= Work order =
Check every line of the material for the word "from". Copy those that have it.

= Exercise material =
========================================================================

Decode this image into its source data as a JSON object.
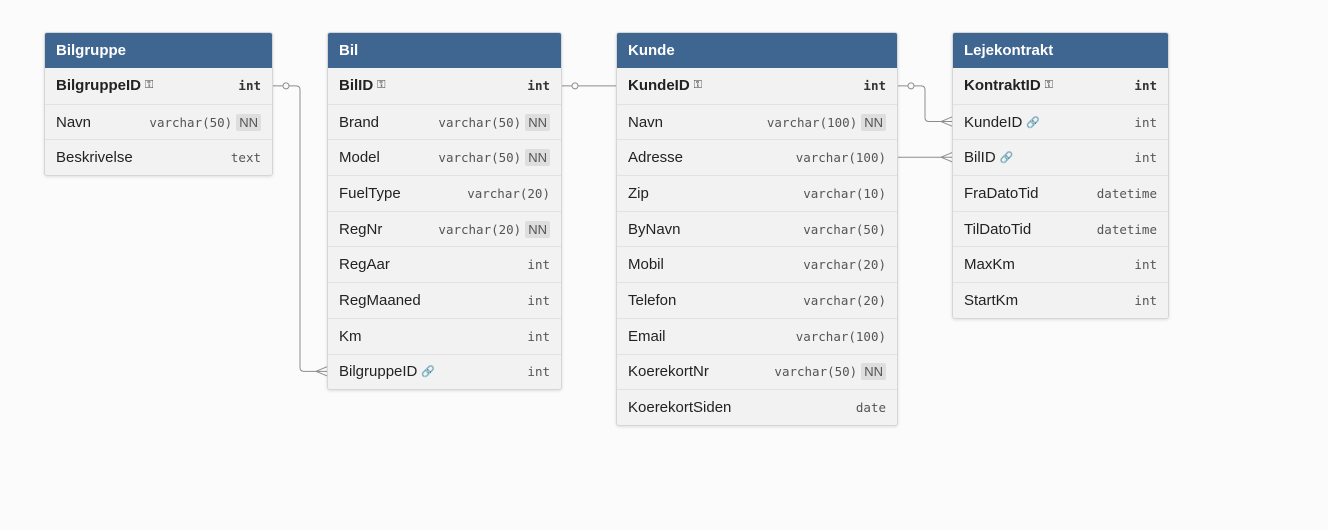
{
  "tables": {
    "bilgruppe": {
      "name": "Bilgruppe",
      "fields": [
        {
          "name": "BilgruppeID",
          "type": "int",
          "pk": true,
          "fk": false,
          "nn": false
        },
        {
          "name": "Navn",
          "type": "varchar(50)",
          "pk": false,
          "fk": false,
          "nn": true
        },
        {
          "name": "Beskrivelse",
          "type": "text",
          "pk": false,
          "fk": false,
          "nn": false
        }
      ]
    },
    "bil": {
      "name": "Bil",
      "fields": [
        {
          "name": "BilID",
          "type": "int",
          "pk": true,
          "fk": false,
          "nn": false
        },
        {
          "name": "Brand",
          "type": "varchar(50)",
          "pk": false,
          "fk": false,
          "nn": true
        },
        {
          "name": "Model",
          "type": "varchar(50)",
          "pk": false,
          "fk": false,
          "nn": true
        },
        {
          "name": "FuelType",
          "type": "varchar(20)",
          "pk": false,
          "fk": false,
          "nn": false
        },
        {
          "name": "RegNr",
          "type": "varchar(20)",
          "pk": false,
          "fk": false,
          "nn": true
        },
        {
          "name": "RegAar",
          "type": "int",
          "pk": false,
          "fk": false,
          "nn": false
        },
        {
          "name": "RegMaaned",
          "type": "int",
          "pk": false,
          "fk": false,
          "nn": false
        },
        {
          "name": "Km",
          "type": "int",
          "pk": false,
          "fk": false,
          "nn": false
        },
        {
          "name": "BilgruppeID",
          "type": "int",
          "pk": false,
          "fk": true,
          "nn": false
        }
      ]
    },
    "kunde": {
      "name": "Kunde",
      "fields": [
        {
          "name": "KundeID",
          "type": "int",
          "pk": true,
          "fk": false,
          "nn": false
        },
        {
          "name": "Navn",
          "type": "varchar(100)",
          "pk": false,
          "fk": false,
          "nn": true
        },
        {
          "name": "Adresse",
          "type": "varchar(100)",
          "pk": false,
          "fk": false,
          "nn": false
        },
        {
          "name": "Zip",
          "type": "varchar(10)",
          "pk": false,
          "fk": false,
          "nn": false
        },
        {
          "name": "ByNavn",
          "type": "varchar(50)",
          "pk": false,
          "fk": false,
          "nn": false
        },
        {
          "name": "Mobil",
          "type": "varchar(20)",
          "pk": false,
          "fk": false,
          "nn": false
        },
        {
          "name": "Telefon",
          "type": "varchar(20)",
          "pk": false,
          "fk": false,
          "nn": false
        },
        {
          "name": "Email",
          "type": "varchar(100)",
          "pk": false,
          "fk": false,
          "nn": false
        },
        {
          "name": "KoerekortNr",
          "type": "varchar(50)",
          "pk": false,
          "fk": false,
          "nn": true
        },
        {
          "name": "KoerekortSiden",
          "type": "date",
          "pk": false,
          "fk": false,
          "nn": false
        }
      ]
    },
    "lejekontrakt": {
      "name": "Lejekontrakt",
      "fields": [
        {
          "name": "KontraktID",
          "type": "int",
          "pk": true,
          "fk": false,
          "nn": false
        },
        {
          "name": "KundeID",
          "type": "int",
          "pk": false,
          "fk": true,
          "nn": false
        },
        {
          "name": "BilID",
          "type": "int",
          "pk": false,
          "fk": true,
          "nn": false
        },
        {
          "name": "FraDatoTid",
          "type": "datetime",
          "pk": false,
          "fk": false,
          "nn": false
        },
        {
          "name": "TilDatoTid",
          "type": "datetime",
          "pk": false,
          "fk": false,
          "nn": false
        },
        {
          "name": "MaxKm",
          "type": "int",
          "pk": false,
          "fk": false,
          "nn": false
        },
        {
          "name": "StartKm",
          "type": "int",
          "pk": false,
          "fk": false,
          "nn": false
        }
      ]
    }
  },
  "labels": {
    "not_null": "NN",
    "pk_icon": "key-icon",
    "fk_icon": "link-icon"
  },
  "relationships": [
    {
      "from": "bilgruppe.BilgruppeID",
      "to": "bil.BilgruppeID",
      "cardinality": "one-to-many"
    },
    {
      "from": "bil.BilID",
      "to": "lejekontrakt.BilID",
      "cardinality": "one-to-many"
    },
    {
      "from": "kunde.KundeID",
      "to": "lejekontrakt.KundeID",
      "cardinality": "one-to-many"
    }
  ],
  "colors": {
    "header": "#3f6591",
    "header_text": "#ffffff",
    "body": "#f2f2f2",
    "connector": "#8c8c8c",
    "background": "#fbfbfb"
  }
}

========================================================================

= Response =
      "from": "bilgruppe.BilgruppeID",
      "from": "bil.BilID",
      "from": "kunde.KundeID",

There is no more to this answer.